Tropical Storm Maliksi is putting the final touches on Japan, that is, the edge of the storm was seen brushing the country’s northern coast as it pulled away on NASA satellite imagery.
NASA’s Aqua satellite passed over Tropical Storm Maliksi on Oct. 4 at 0329 UTC (11:29 p.m. EDT, Oct. 3, EDT) and the Atmospheric Infrared Sounder (AIRS) instrument captured an infrared image of the storm brushing the Tohoku and Hokkaido prefectures of northern Japan.
On Oct. 4, 2012 at 1500 UTC (11 a.m. EDT), the Joint Typhoon Warning Center issued their final advisory on Maliksi.

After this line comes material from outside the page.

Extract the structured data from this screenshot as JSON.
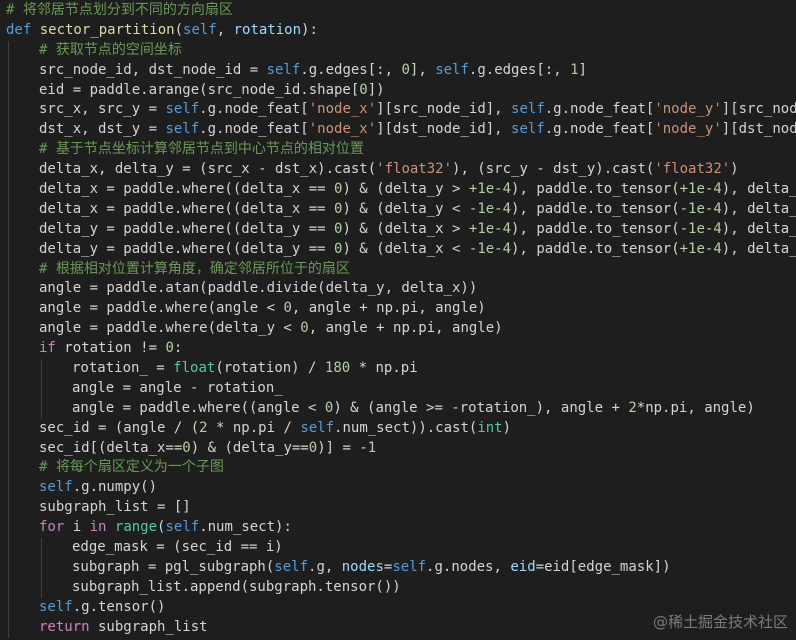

At that time it had maximum sustained winds near 45 knots (51.7 mph/83.3 kph). It was centered near 32.6 North and 144.8 East, about 330 nautical miles (380 miles/611 km) southeast of Yokosuka, Japan. Maliksi was moving to the north-northeast at a speedy 32 knots (37 mph/59 kph).
Wind shear from the southwest has pushed most of the showers and thunderstorms northeast of the center of circulation, as was visible in the AIRS imagery.
The storm is becoming extra-tropical and is expected to become a cold core storm (instead of a warm core tropical cyclone) later in the day on Oct. 4.
Filed Under: Aerospace + defense